Element data from apps and pages:
BEGIN

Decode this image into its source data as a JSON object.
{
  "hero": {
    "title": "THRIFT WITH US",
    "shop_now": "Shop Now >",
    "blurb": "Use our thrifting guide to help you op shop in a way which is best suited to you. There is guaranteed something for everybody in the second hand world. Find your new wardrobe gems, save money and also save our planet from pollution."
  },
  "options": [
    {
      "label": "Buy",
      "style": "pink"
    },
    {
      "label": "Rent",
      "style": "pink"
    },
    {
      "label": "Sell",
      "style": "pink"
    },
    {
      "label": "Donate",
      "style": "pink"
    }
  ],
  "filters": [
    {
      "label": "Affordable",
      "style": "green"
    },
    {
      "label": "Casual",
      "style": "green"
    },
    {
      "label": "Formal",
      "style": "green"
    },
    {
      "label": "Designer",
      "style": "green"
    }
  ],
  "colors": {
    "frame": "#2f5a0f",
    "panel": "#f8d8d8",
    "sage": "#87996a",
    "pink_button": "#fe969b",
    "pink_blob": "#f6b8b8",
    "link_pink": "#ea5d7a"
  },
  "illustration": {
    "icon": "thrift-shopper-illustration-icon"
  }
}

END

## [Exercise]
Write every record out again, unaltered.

## [Solution for this problem]
Decode this image into its source data as a JSON object.
{
  "hero": {
    "title": "THRIFT WITH US",
    "shop_now": "Shop Now >",
    "blurb": "Use our thrifting guide to help you op shop in a way which is best suited to you. There is guaranteed something for everybody in the second hand world. Find your new wardrobe gems, save money and also save our planet from pollution."
  },
  "options": [
    {
      "label": "Buy",
      "style": "pink"
    },
    {
      "label": "Rent",
      "style": "pink"
    },
    {
      "label": "Sell",
      "style": "pink"
    },
    {
      "label": "Donate",
      "style": "pink"
    }
  ],
  "filters": [
    {
      "label": "Affordable",
      "style": "green"
    },
    {
      "label": "Casual",
      "style": "green"
    },
    {
      "label": "Formal",
      "style": "green"
    },
    {
      "label": "Designer",
      "style": "green"
    }
  ],
  "colors": {
    "frame": "#2f5a0f",
    "panel": "#f8d8d8",
    "sage": "#87996a",
    "pink_button": "#fe969b",
    "pink_blob": "#f6b8b8",
    "link_pink": "#ea5d7a"
  },
  "illustration": {
    "icon": "thrift-shopper-illustration-icon"
  }
}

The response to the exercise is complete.